Anti-Bullying Program Introduced in All Buildings

High school isnít always the best time of life for students who are targets of bullying and put-downs. In the Armstrong School District, students and staff are taking a preventative approach to eliminating this type of behavior through what is known as the "Starfish Program."

The program, which was presented to the district by educational consultant Dennis R. Barger earlier this year, clearly defines bullying behavior as "any word, sign or action that inflicts or threatens to inflict physical and/or emotional injury to a person's body, feelings or possessions." The primary goal of the program is to make schools safer and institute a more productive learning environment for all students. "Starfish is really a very simple, practical program," explains Mr. Barger, who after 32 years of teaching 6th grade in the Karns City School District, has made Starfish his life's mission. "You don't need a lot of material. Just start with the heart."

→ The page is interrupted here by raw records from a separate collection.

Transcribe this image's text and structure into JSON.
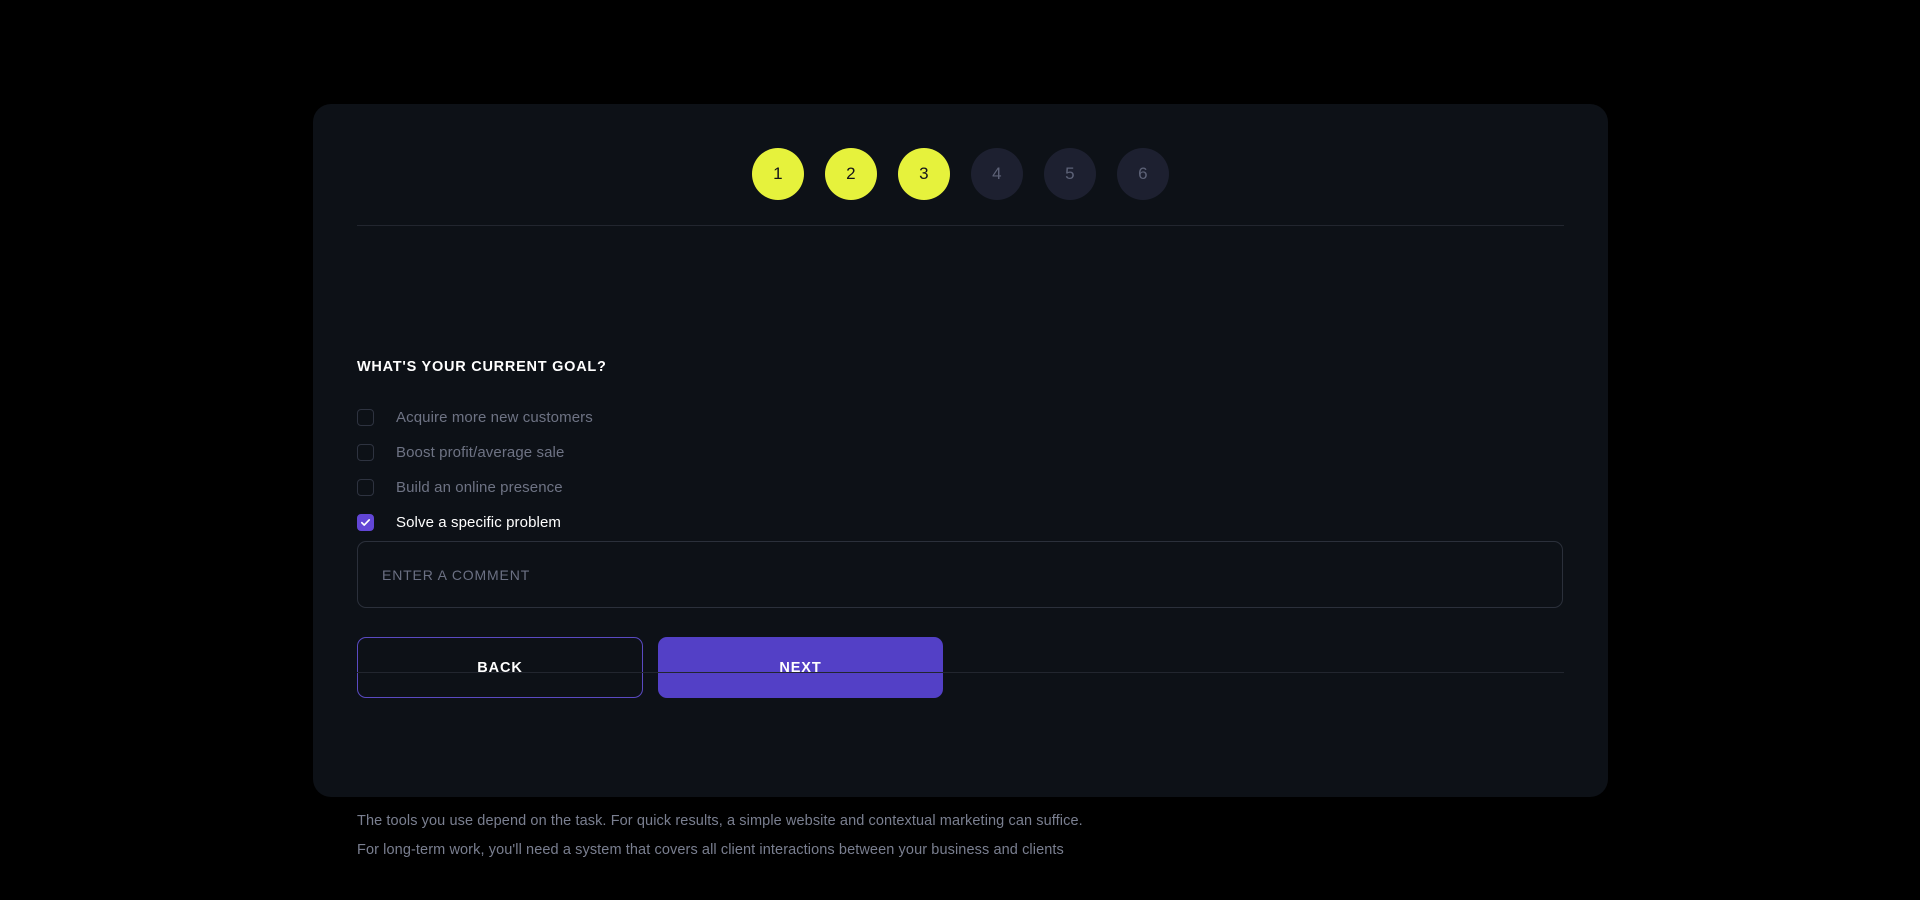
{
  "stepper": {
    "steps": [
      {
        "label": "1",
        "state": "done"
      },
      {
        "label": "2",
        "state": "done"
      },
      {
        "label": "3",
        "state": "done"
      },
      {
        "label": "4",
        "state": "todo"
      },
      {
        "label": "5",
        "state": "todo"
      },
      {
        "label": "6",
        "state": "todo"
      }
    ],
    "active_color": "#e6f23c",
    "inactive_color": "#1d2030"
  },
  "form": {
    "heading": "WHAT'S YOUR CURRENT GOAL?",
    "options": [
      {
        "label": "Acquire more new customers",
        "checked": false
      },
      {
        "label": "Boost profit/average sale",
        "checked": false
      },
      {
        "label": "Build an online presence",
        "checked": false
      },
      {
        "label": "Solve a specific problem",
        "checked": true
      }
    ],
    "comment": {
      "value": "",
      "placeholder": "ENTER A COMMENT"
    },
    "buttons": {
      "back": "BACK",
      "next": "NEXT"
    },
    "accent_color": "#5340c6",
    "checked_color": "#6246d6"
  },
  "footer": {
    "line1": "The tools you use depend on the task. For quick results, a simple website and contextual marketing can suffice.",
    "line2": "For long-term work, you'll need a system that covers all client interactions between your business and clients"
  }
}
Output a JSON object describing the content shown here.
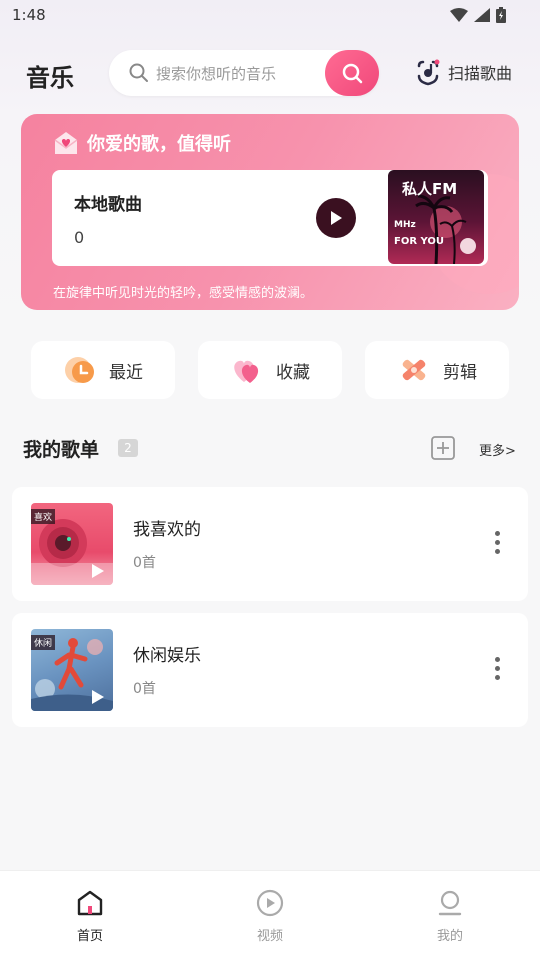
{
  "status": {
    "time": "1:48"
  },
  "header": {
    "title": "音乐",
    "search_placeholder": "搜索你想听的音乐",
    "scan_label": "扫描歌曲"
  },
  "banner": {
    "title": "你爱的歌，值得听",
    "local_title": "本地歌曲",
    "local_count": "0",
    "fm_title": "私人FM",
    "fm_line1": "MHz",
    "fm_line2": "FOR YOU",
    "subtitle": "在旋律中听见时光的轻吟，感受情感的波澜。"
  },
  "quick_actions": [
    {
      "label": "最近",
      "icon": "clock-icon"
    },
    {
      "label": "收藏",
      "icon": "heart-icon"
    },
    {
      "label": "剪辑",
      "icon": "scissors-icon"
    }
  ],
  "playlists_section": {
    "title": "我的歌单",
    "count": "2",
    "more_label": "更多>"
  },
  "playlists": [
    {
      "name": "我喜欢的",
      "count": "0首",
      "tag": "喜欢"
    },
    {
      "name": "休闲娱乐",
      "count": "0首",
      "tag": "休闲"
    }
  ],
  "bottom_nav": [
    {
      "label": "首页",
      "icon": "home-icon",
      "active": true
    },
    {
      "label": "视频",
      "icon": "video-icon",
      "active": false
    },
    {
      "label": "我的",
      "icon": "profile-icon",
      "active": false
    }
  ],
  "colors": {
    "accent": "#f0487a",
    "banner": "#f5829f",
    "play_button": "#3a1020"
  }
}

The program's name originates from the story of a man who met a young boy tossing beached starfish back into the ocean. When told that his efforts were in vain because he couldn't possibly save all of the thousands of starfish that had washed ashore, the boy held a single creature in his small hand and replied, "Well, I am going to save this one." Mr. Barger alludes to the prevalence of violence on television and film as a negative influence on today's youth, as well as less stable home environments and the significance that society places on money and materialism today. For those who are targets of put-downs, the emotional gamut may run from sadness and anger, to revenge and possibly violence. Mr. Barger points out that the students at Columbine High School were targets of bullies, and the unthinkable happened in part because no one recognized the warning signs.

"The most powerless group of people in the country today are kids. I'm a proponent of discipline with dignity. We need to point kids in the right direction without breaking their spirit. People don't always realize that sometimes these kids are just trying to survive from one day to another."

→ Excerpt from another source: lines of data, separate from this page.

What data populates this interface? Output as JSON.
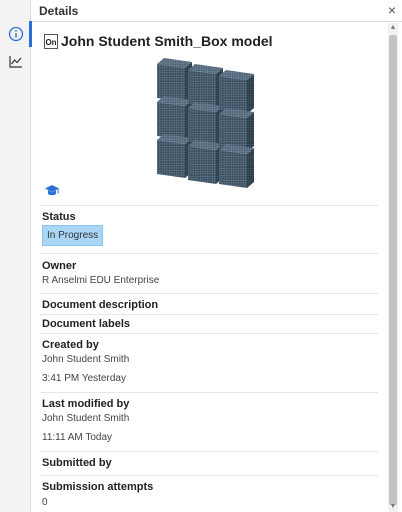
{
  "header": {
    "title": "Details",
    "close_glyph": "×"
  },
  "rail": {
    "items": [
      {
        "icon": "info-icon",
        "active": true
      },
      {
        "icon": "chart-icon",
        "active": false
      }
    ]
  },
  "document": {
    "badge": "On",
    "name": "John Student Smith_Box model"
  },
  "status": {
    "label": "Status",
    "value": "In Progress"
  },
  "owner": {
    "label": "Owner",
    "value": "R Anselmi EDU Enterprise"
  },
  "description": {
    "label": "Document description"
  },
  "labels": {
    "label": "Document labels"
  },
  "created": {
    "label": "Created by",
    "user": "John Student Smith",
    "time": "3:41 PM Yesterday"
  },
  "modified": {
    "label": "Last modified by",
    "user": "John Student Smith",
    "time": "11:11 AM Today"
  },
  "submitted": {
    "label": "Submitted by"
  },
  "attempts": {
    "label": "Submission attempts",
    "value": "0"
  },
  "colors": {
    "accent": "#2a6fd6",
    "status_badge": "#a9d6f7",
    "cube": "#3a4d5e"
  }
}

Earlier this year, Mr. Barger made presentations to ASD educators on the basic components of the program, which include team building and effective communication skills. Since then, teachers have followed up with in-service training and have worked to develop and incorporate their own Starfish Programs.

At Lenape Elementary School, recent in-service programs focused on team building and Starfish principles. Principal Eileen Amato says her staff has set goals to establish "no put-down" playground and cafeteria environments.

Lenape Elementary teachers wear Starfish pins in the classroom, and incorporate principles of the program into classroom learning. Classes who display exemplary Starfish behavior are recognized on the school's "Wall of Fame." Mrs. Amato also believes that the Starfish Program has made Lenape Elementary students more sensitive to the special needs of the Emotional Support children who share the building. She says the student body has made these children feel welcome by including them in playground and other school activities.

"The biggest thing that the program has done at our school is create an awareness in the minds of our students as to how they should treat other students," says Mrs. Amato. "The Starfish Program sets a behavioral standard in which they can relate to and use as a guide."